WASHINGTON (AP) _ President Clinton's legal defense fund collected $608,000 during its first six months in operation. Donors included entertainers Barbra Streisand and Garrison Keillor, former President Jimmy Carter, Washington lobbyists and ordinary Americans from all 50 states.

The list included $1,000 each from Keillor, Streisand, Carter and his wife, Rosalynn. Actor Sean Penn gave $1,000, as did Clinton's campaign consultants, James Carville and Paul Begala. Lew Wasserman, chairman of entertainment giant MCA, also donated $1,000, the maximum amount the fund accepts.

The donor list also showed $1,000 donations from lobbyists Michael Berman, president of the Duberstein Group; William Cable of Timmons & Co.; Michael Driver of Patton Boggs; and Thomas Hoog and Howard Paster of Hill & Knowlton.

``The fact that (donations) come from people in all 50 states and even that the contributions are, on the average, small, is a source of satisfaction for both the President and Mrs. Clinton,'' said Nicholas Katzenbach, co-chair of the trustees. ``They are both grateful that so many people contributed and that they came from all walks of life, quite obviously.''

One Ohio woman who identified herself as a self-employed baby sitter contributed $300, and a handful of students and retired teachers were also listed as donors.

Fund trustees said 5,865 people made donations from the time the fund was established on June 28 through Dec. 31. The average contribution was $104, and 654 people gave $200 or more, accounting for two-thirds of the total receipts.

The fund, the first of its kind for a sitting U.S. president, was set up in June to collect contributions from Americans who want to help Clinton defend himself in a sexual harassment suit and a federal probe into his involvement in the Whitewater land deal.

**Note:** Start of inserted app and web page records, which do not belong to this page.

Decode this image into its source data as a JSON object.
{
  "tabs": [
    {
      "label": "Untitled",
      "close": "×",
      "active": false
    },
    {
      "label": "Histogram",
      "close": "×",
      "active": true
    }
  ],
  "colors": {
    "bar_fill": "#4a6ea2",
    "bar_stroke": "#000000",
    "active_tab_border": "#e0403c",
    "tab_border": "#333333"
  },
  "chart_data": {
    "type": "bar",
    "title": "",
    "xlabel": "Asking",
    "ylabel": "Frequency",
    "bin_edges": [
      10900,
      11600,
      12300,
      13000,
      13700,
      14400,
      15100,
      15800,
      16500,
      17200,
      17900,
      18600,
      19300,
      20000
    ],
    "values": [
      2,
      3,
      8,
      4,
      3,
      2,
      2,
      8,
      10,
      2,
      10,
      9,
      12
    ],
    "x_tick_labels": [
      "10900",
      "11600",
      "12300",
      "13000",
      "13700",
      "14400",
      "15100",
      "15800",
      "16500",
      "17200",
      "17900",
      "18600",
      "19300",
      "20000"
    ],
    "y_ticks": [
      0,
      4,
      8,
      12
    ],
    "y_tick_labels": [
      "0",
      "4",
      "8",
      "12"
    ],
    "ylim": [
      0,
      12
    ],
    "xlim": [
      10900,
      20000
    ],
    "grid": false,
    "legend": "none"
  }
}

``Whatever the merits of those proceedings, the trustees have all believed ... that it was in the interests of all of us that the President and Mrs. Clinton, with the financial burdens from litigation of these claims, are not distracted from the other heavy burdens that the President of the United States has,'' said Katzenbach.

Anticipated legal expenses in the two cases have been estimated as high as $2 million, well in excess of the net worth Clinton and his wife, Hillary Rodham Clinton, list on their financial disclosure forms.

So far, the fund has paid $321,134 in legal fees to four law firms in Washington and Little Rock that are involved in the president's defense.

When the fund was created, its trustees said it would accept no gifts from corporations, labor unions or political action committees. Lobbyists, however, were not barred from giving.

In his State of the Union speech last week, Clinton challenged Congress to refuse gifts from lobbyists, and was stung when Senate Majority Leader Bob Dole, R-Kan., called that ``a cheap shot'' and hypocritical, since Clinton wasn't holding himself to the same standard.

The next day, the White House said the fund would no longer accept money from registered lobbyists.

However, using such a definition still could allow contributions from individuals whose primary business is influencing government policy decisions. Current lobbying registration laws are so riddled with loopholes that they are widely regarded as virtually meaningless, and many lobbyists do not register.

``That's a problem we can't cope with,'' said Katzenbach. ``It's a problem that comes right out of the Constitution and the right to petition.''